“The nuclear threat outweighs every other concern. If we don’t handle this one adroitly, we won’t be alive to deal with the rest of our challenges” proclaims Sharon Tennison, president of the Center for Citizen Initiatives. She believes that citizen action is imperative.
American University in Moscow president Edward Lozansky is singing the same tune. “Do not wait for the government; use public diplomacy, identify Russian experts who are willing to talk, break into interest groups and start building a positive agenda for US- Russia relations. Please do it soon — before Doomsday arrives.” he implored recently in the Washington Times.”
Tennison adds that “we need to have a sense of whether this [nuclear] reality is penetrating the consciousness of our American people.
Judging from the daily news stream, however, the answer is already at hand. Americans are being bombarded with counterfactual media reports that promote active hostility toward Russia.
Here are just a few examples:
Argument: Russia is attacking our democracy. This allegation focuses on the alleged hacking of DNC servers and stealing data. But retired National Security Agency technical director William Binney has disproved it using publically available data. Binney working with a group of other former intelligence officials offered evidence that the alleged Russian hack was technically impossible. Instead the data breach seems to have been committed by an insider that downloaded the data onto a thumb drive.
Argument: Russia has interfered with our elections. What’s in contention is Russia’s purported use of social media to disseminate disinformation. In the past this practice has been called simply propaganda. The new terminology seems like just an attempt to be inflammatory. Certainly the United States and other world powers engage in propaganda to advance their interests too.

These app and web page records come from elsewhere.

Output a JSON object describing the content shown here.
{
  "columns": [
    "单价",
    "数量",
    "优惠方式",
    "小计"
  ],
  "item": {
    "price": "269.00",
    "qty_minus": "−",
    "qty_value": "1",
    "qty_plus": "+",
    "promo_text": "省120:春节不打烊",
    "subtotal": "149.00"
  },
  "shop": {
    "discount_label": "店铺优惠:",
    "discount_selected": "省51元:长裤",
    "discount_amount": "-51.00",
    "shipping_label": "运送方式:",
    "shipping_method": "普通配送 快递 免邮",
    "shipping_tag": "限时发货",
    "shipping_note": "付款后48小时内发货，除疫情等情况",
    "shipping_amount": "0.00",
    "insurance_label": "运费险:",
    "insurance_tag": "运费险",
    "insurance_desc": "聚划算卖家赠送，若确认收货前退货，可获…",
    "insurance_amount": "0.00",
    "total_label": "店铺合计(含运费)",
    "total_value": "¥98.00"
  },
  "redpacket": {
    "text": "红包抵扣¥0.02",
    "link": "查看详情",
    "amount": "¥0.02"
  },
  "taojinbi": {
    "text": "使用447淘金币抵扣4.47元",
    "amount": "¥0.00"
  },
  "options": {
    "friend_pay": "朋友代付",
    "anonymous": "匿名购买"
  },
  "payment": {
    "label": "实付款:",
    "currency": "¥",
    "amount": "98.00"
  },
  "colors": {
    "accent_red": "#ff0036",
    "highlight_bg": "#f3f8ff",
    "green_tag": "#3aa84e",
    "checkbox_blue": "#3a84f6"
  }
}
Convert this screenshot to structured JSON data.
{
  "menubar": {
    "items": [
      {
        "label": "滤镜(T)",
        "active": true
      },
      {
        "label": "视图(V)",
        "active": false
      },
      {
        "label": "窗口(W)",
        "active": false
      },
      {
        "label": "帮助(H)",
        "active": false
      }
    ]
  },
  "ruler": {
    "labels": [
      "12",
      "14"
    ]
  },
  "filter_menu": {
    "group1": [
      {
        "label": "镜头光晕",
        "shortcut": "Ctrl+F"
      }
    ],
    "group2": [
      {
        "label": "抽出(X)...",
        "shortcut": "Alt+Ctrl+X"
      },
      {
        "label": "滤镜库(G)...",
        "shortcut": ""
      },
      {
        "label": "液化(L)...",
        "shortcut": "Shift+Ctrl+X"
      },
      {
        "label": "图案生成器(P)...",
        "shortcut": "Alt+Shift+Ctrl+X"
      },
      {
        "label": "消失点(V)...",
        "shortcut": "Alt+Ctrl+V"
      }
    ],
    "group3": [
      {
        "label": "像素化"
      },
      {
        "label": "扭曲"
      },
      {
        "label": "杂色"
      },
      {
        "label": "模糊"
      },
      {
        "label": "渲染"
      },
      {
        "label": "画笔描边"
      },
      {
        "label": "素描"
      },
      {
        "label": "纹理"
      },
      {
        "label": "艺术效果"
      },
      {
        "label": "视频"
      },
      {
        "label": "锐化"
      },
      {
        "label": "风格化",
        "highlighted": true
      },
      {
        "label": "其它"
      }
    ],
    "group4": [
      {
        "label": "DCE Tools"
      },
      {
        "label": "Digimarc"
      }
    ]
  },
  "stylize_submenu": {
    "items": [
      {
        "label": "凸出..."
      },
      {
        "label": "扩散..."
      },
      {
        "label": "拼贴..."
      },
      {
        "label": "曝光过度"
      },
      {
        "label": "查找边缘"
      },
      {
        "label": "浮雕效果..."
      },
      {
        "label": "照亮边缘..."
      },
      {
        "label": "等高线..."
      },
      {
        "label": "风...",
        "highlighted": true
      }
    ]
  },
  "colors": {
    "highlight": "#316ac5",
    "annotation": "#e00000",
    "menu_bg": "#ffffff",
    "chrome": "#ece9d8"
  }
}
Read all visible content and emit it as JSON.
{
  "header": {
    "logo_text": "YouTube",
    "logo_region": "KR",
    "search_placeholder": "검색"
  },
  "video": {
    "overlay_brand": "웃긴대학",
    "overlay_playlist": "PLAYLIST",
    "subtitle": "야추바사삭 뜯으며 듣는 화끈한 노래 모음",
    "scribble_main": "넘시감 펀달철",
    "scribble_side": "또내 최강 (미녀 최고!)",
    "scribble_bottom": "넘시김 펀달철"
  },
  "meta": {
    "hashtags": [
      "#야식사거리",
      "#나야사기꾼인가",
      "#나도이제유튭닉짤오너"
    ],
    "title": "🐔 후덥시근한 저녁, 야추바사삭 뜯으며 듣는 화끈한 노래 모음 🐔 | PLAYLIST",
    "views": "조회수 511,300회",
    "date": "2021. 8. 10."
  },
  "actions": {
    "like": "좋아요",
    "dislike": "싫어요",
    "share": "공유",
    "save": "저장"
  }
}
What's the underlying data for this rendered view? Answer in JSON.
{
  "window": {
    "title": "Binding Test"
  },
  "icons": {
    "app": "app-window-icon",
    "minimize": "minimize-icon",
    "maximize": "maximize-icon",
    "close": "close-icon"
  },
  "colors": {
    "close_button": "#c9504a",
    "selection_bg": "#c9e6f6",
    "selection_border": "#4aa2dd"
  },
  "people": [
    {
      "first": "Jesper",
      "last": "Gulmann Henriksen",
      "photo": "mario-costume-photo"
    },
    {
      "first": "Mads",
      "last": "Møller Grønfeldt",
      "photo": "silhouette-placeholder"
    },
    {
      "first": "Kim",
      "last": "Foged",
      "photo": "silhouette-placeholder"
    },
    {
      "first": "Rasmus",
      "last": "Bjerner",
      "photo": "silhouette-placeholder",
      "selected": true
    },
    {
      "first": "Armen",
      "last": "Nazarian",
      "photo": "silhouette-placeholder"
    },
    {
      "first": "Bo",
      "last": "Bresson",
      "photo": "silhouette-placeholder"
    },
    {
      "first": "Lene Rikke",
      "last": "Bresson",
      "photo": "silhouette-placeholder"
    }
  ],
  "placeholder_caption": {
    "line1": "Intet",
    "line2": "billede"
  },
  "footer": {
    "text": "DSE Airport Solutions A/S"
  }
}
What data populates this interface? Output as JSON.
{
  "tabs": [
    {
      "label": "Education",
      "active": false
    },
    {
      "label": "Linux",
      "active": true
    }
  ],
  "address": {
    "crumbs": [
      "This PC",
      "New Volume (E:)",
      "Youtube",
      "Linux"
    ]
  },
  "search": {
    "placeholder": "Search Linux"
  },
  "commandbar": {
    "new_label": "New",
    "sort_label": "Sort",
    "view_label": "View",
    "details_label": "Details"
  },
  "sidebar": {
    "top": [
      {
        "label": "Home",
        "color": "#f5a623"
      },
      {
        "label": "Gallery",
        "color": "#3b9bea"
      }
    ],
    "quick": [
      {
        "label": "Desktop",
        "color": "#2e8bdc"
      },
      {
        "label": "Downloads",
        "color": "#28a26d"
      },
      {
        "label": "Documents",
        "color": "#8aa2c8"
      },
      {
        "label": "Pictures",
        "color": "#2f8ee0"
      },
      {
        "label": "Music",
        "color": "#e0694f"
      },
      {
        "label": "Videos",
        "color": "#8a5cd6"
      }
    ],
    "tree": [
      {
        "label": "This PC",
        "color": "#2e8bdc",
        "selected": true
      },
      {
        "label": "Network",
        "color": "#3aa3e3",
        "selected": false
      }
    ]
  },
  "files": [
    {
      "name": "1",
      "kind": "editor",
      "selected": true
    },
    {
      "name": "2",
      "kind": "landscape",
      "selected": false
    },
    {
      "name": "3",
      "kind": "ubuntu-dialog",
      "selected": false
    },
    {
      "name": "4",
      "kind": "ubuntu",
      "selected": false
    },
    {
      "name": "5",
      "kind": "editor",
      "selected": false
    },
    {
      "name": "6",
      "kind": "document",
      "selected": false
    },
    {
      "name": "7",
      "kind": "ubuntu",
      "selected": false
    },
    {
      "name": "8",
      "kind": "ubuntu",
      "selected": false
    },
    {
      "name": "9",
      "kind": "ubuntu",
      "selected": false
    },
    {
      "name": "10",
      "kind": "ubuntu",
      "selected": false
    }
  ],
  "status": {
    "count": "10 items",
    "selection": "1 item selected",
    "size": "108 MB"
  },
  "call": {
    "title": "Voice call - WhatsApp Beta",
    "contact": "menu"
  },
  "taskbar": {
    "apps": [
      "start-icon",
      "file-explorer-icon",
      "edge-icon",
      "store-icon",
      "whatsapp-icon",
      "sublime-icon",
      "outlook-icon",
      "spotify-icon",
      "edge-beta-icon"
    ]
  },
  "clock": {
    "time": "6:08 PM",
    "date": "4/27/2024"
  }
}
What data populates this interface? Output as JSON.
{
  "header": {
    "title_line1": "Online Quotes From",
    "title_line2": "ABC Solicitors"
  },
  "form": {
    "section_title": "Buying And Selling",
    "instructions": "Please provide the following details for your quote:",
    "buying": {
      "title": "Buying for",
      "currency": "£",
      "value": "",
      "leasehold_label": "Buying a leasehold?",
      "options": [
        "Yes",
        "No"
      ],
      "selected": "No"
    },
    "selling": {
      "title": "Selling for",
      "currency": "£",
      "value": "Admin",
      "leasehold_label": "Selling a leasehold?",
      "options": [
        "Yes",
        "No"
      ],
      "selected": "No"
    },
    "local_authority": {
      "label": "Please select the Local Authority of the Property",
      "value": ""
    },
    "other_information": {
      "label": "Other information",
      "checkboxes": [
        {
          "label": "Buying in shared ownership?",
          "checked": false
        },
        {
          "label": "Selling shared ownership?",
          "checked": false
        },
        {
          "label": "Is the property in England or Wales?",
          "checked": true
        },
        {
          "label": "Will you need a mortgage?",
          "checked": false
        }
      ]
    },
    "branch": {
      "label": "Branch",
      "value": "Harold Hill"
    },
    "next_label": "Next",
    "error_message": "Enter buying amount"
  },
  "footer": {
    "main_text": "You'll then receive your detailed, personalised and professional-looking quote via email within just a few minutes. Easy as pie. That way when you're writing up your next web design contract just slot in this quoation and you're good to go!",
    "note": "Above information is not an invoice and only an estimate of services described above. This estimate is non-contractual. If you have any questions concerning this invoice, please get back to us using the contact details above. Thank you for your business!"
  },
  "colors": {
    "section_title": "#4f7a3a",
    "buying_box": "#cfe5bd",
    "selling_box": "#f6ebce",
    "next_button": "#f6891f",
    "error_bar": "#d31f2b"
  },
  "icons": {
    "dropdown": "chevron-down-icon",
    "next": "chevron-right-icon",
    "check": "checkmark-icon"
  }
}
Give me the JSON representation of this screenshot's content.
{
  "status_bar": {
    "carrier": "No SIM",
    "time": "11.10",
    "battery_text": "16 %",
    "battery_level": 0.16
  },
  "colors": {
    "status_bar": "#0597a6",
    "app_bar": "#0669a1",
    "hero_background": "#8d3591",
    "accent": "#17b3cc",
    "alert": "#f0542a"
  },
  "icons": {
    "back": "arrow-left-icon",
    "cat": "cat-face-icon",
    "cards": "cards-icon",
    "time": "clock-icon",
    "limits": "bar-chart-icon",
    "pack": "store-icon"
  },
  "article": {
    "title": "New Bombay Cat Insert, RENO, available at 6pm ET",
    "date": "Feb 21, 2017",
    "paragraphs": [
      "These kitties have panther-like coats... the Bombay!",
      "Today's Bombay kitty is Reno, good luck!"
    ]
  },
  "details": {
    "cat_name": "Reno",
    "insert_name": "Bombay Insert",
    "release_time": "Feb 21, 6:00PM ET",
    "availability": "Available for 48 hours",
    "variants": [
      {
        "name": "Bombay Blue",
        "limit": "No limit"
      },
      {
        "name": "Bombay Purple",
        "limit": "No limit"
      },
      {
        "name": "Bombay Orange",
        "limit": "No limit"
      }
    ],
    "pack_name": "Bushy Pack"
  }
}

Argument: Russia is corrupting our voting process. No real evidence of that has ever been presented. At the same time there is public evidence that Americans may have worked to corrupt the 1996 presidential election in Russia. In an American movie titled Spinning Boris, three Americans confess to direct intervention into the election campaign. They claim to have brought about the reelection of the vastly unpopular president Yeltsin “the American way.” The trio said they taught Russians how to “play dirty, whether they wanted to or not.”
Argument: Russia invaded Georgia. In fact an EU fact-finding commission found it was Georgia that shot first.
Argument: Russia is killing journalists who are critical of Putin. The fact is that there was a precipitous drop in journalist murders when Putin took over from Yeltsin. Statistics gathered by the Committee to Project Journalist attest to that. Not all journalist murders were political assassinations. One that was, however, is that of American journalist Paul Klebnikov. He had written favorably of Putin.
There are lots more faulty arguments. Those shown above are admittedly abbreviated versions of complex situations. In some cases it is true that there is some blame on both sides. My books, The Phony Litvinenko Murder, Litvinenko Murder Case Solved, and Ukraine in the Crosshairs go into depth on those issues.
Please keep the fallacious arguments listed above in mind, however. Be aware that anyone who espouses them unequivocally is probably trying to pull the wool over your eyes.